Column for bimonthly columnist Karen Havilland on the end of summer and the end of camping for the year.

With October now  here, my thoughts are turning towards the change of seasons and I’m already missing summer and all it had to offer.

My husband and I estimate that we have spent about 30 days at home since early May. The rest were spent camping at a friend’s property on the Slocan River in Winlaw. Yes, we even camped during the miserably cold and wet June and I suspect we will continue camping well after Thanksgiving.

Don’t ask me why, but camping is one of my most favourite past times (even before reading). Actually, reading and camping go hand in hand. But that’s another story.

My love of camping began early in life. My father was a salesman and was frequently out of town for extended lengths of time. Mom was left to raise and entertain five children, all of whom were born within a span of seven or so years.

Sometimes, during those long days, many of which were spent in cold climates such as Winnipeg, mom would be hard pressed to keep five unruly and bored children amused. Mom and dad never were big on letting the television set, or “boob tube” as it was known in our home, be our babysitter. Instead, she encouraged us to use our imagination.

That’s when we discovered the joys of camping in our living room. Mom, ever the good sport, would haul out all her old blankets and sheets and help us build our “tents,” which were strung from the couch to the chairs and anything else which would hold them. There, under our tents we would let our imaginations run wild and would while away the days pretending we were on great camping adventures.

Some of those adventures included picnic lunches, courtesy of mom. She supplied the food and we supplied the imaginary ants. It’s amazing how delectable a peanut butter and jam sandwich tastes under the shelter of old army blankets.

Those early days of “camping” were interspersed with real, honest-to-goodness days of camping.
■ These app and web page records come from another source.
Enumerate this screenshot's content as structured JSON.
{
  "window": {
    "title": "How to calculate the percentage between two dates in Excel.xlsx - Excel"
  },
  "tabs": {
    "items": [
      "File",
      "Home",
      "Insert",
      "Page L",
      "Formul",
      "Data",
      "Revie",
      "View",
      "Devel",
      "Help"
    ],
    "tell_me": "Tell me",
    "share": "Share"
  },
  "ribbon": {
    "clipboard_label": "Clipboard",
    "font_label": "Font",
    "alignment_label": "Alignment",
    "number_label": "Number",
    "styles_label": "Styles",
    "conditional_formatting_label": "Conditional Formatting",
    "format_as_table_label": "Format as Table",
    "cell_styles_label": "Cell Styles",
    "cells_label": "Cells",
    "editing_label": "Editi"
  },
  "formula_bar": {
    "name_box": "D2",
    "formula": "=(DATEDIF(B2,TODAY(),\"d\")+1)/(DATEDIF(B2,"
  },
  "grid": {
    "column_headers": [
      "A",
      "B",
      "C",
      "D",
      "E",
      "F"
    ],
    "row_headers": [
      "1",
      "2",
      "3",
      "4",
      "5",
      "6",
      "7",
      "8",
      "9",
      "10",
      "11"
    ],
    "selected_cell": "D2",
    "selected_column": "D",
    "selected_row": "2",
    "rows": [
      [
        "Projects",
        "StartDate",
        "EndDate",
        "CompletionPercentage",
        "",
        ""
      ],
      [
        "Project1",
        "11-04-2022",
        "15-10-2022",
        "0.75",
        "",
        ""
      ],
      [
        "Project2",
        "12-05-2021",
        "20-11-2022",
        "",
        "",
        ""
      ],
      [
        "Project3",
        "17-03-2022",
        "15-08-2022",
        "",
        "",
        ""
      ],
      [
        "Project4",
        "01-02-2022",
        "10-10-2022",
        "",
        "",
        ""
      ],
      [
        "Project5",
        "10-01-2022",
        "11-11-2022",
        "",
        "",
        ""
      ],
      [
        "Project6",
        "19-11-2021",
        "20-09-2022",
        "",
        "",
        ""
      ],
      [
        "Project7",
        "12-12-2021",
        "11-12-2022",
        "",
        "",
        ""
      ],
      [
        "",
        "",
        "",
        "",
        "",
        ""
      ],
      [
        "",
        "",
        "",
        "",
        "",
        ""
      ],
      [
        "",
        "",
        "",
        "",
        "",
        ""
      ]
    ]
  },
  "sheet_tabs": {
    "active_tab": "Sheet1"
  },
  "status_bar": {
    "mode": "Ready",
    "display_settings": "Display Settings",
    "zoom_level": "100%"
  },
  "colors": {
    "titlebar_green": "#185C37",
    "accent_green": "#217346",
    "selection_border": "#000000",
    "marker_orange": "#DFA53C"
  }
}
Those peanut butter and jam sandwiches, complete with the odd grains of sand were every bit as good as those shared under the living room tents.
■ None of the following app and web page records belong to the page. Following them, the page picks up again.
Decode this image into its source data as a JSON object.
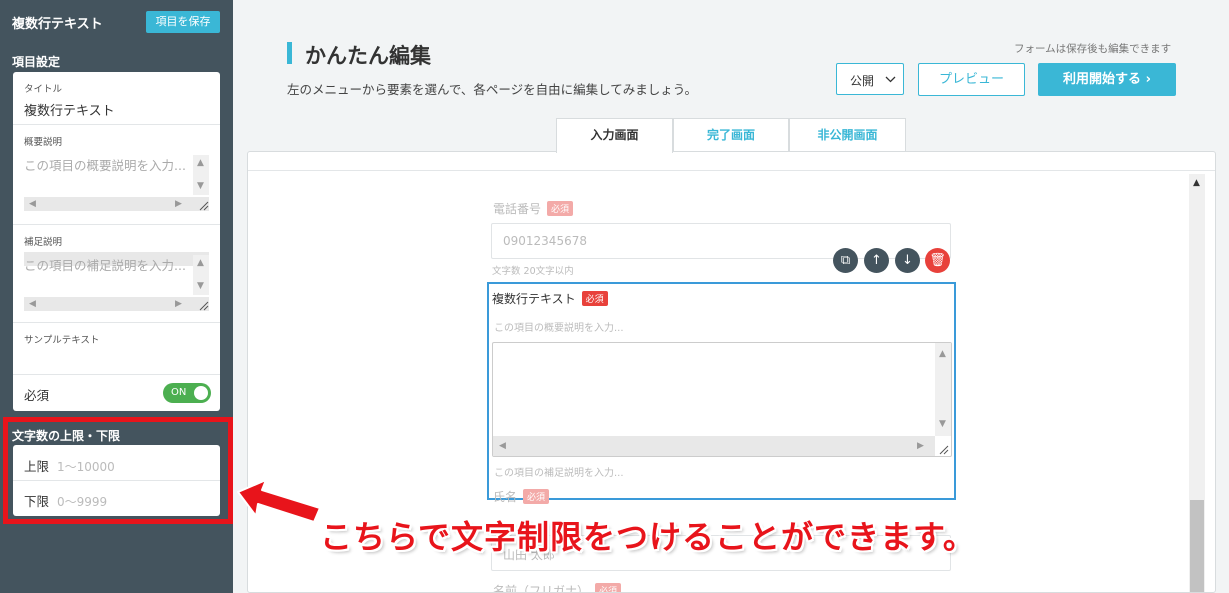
{
  "sidebar": {
    "title": "複数行テキスト",
    "save_label": "項目を保存",
    "section_settings": "項目設定",
    "title_field": {
      "label": "タイトル",
      "value": "複数行テキスト"
    },
    "summary_field": {
      "label": "概要説明",
      "placeholder": "この項目の概要説明を入力..."
    },
    "supplement_field": {
      "label": "補足説明",
      "placeholder": "この項目の補足説明を入力..."
    },
    "sample_field": {
      "label": "サンプルテキスト"
    },
    "required": {
      "label": "必須",
      "toggle": "ON"
    },
    "section_limit": "文字数の上限・下限",
    "upper": {
      "label": "上限",
      "placeholder": "1〜10000"
    },
    "lower": {
      "label": "下限",
      "placeholder": "0〜9999"
    }
  },
  "header": {
    "title": "かんたん編集",
    "subtitle": "左のメニューから要素を選んで、各ページを自由に編集してみましょう。",
    "save_note": "フォームは保存後も編集できます",
    "visibility": "公開",
    "preview": "プレビュー",
    "start": "利用開始する ›"
  },
  "tabs": [
    "入力画面",
    "完了画面",
    "非公開画面"
  ],
  "form": {
    "phone": {
      "label": "電話番号",
      "badge": "必須",
      "placeholder": "09012345678",
      "hint": "文字数 20文字以内"
    },
    "multiline": {
      "label": "複数行テキスト",
      "badge": "必須",
      "summary": "この項目の概要説明を入力...",
      "supplement": "この項目の補足説明を入力..."
    },
    "name": {
      "label": "氏名",
      "badge": "必須",
      "value": "山田 太郎"
    },
    "kana": {
      "label": "名前（フリガナ）",
      "badge": "必須"
    }
  },
  "controls": {
    "copy": "copy-icon",
    "up": "arrow-up-icon",
    "down": "arrow-down-icon",
    "delete": "trash-icon"
  },
  "annotation": "こちらで文字制限をつけることができます。",
  "colors": {
    "sidebar": "#44545e",
    "accent": "#3ab7d6",
    "required": "#e8413b",
    "annotation": "#e8141b"
  }
}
My love for camping grew the more mom and dad, complete with their five ruffians, would brave the elements during those “real” camping trips. Even though any mother will tell you that camping isn’t always as much fun for mothers, due to the planning, packing, unpacking and endless cooking, I do believe that mom had the camping fever in her.

Although mom was never a Girl Guide, she could build a fire out of almost nothing. Her knot tying was amazing, as was her ability cook meals over a campfire. You have to remember that back then, camping was a lot different than it is today. There were no trailers or camp stoves for us. We were truly roughing it.
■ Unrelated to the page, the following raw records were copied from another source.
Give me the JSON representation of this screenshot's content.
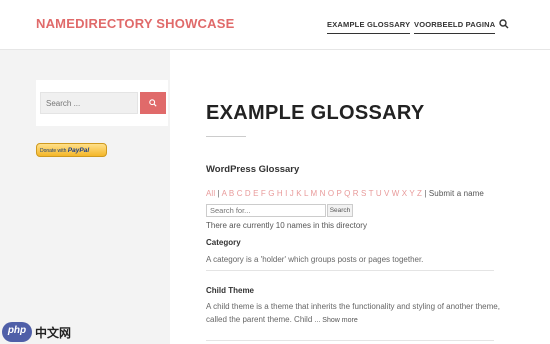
{
  "header": {
    "site_title": "NAMEDIRECTORY SHOWCASE",
    "nav": [
      "EXAMPLE GLOSSARY",
      "VOORBEELD PAGINA"
    ],
    "search_icon": "search-icon"
  },
  "sidebar": {
    "search_placeholder": "Search ...",
    "search_button_icon": "search-icon",
    "paypal": {
      "prefix": "Donate with",
      "brand": "PayPal"
    }
  },
  "main": {
    "page_title": "EXAMPLE GLOSSARY",
    "glossary_title": "WordPress Glossary",
    "alphabet": [
      "All",
      "A",
      "B",
      "C",
      "D",
      "E",
      "F",
      "G",
      "H",
      "I",
      "J",
      "K",
      "L",
      "M",
      "N",
      "O",
      "P",
      "Q",
      "R",
      "S",
      "T",
      "U",
      "V",
      "W",
      "X",
      "Y",
      "Z"
    ],
    "submit_link": "Submit a name",
    "search_placeholder": "Search for...",
    "search_button": "Search",
    "count_text": "There are currently 10 names in this directory",
    "entries": [
      {
        "term": "Category",
        "description": "A category is a 'holder' which groups posts or pages together."
      },
      {
        "term": "Child Theme",
        "description": "A child theme is a theme that inherits the functionality and styling of another theme, called the parent theme. Child",
        "more": "... Show more"
      }
    ]
  },
  "watermark": {
    "circle": "php",
    "text": "中文网"
  },
  "colors": {
    "accent": "#e06a6a",
    "link": "#e89a9a",
    "paypal": "#f4b629"
  }
}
I remember one time in particular, we were camping at Pelican Beach, on Lake Winnipeg and mom was making mashed potatoes. The day was miserable – the wind was blowing and campfire ashes were flying everywhere, even into the mashed potatoes.

When we asked mom what the black specks were in the potatoes, she simply told us it was pepper. Those mashed potatoes were delicious, even though I now know that those specks were ash. I suspect it wasn’t the mashed potatoes that were so scrumptious, but rather the comforting feeling of having a full stomach, my family around me and having not one care in the world. Despite the wind and rain, that day sticks clearly in my memory.

We were together. We were a family and we were camping.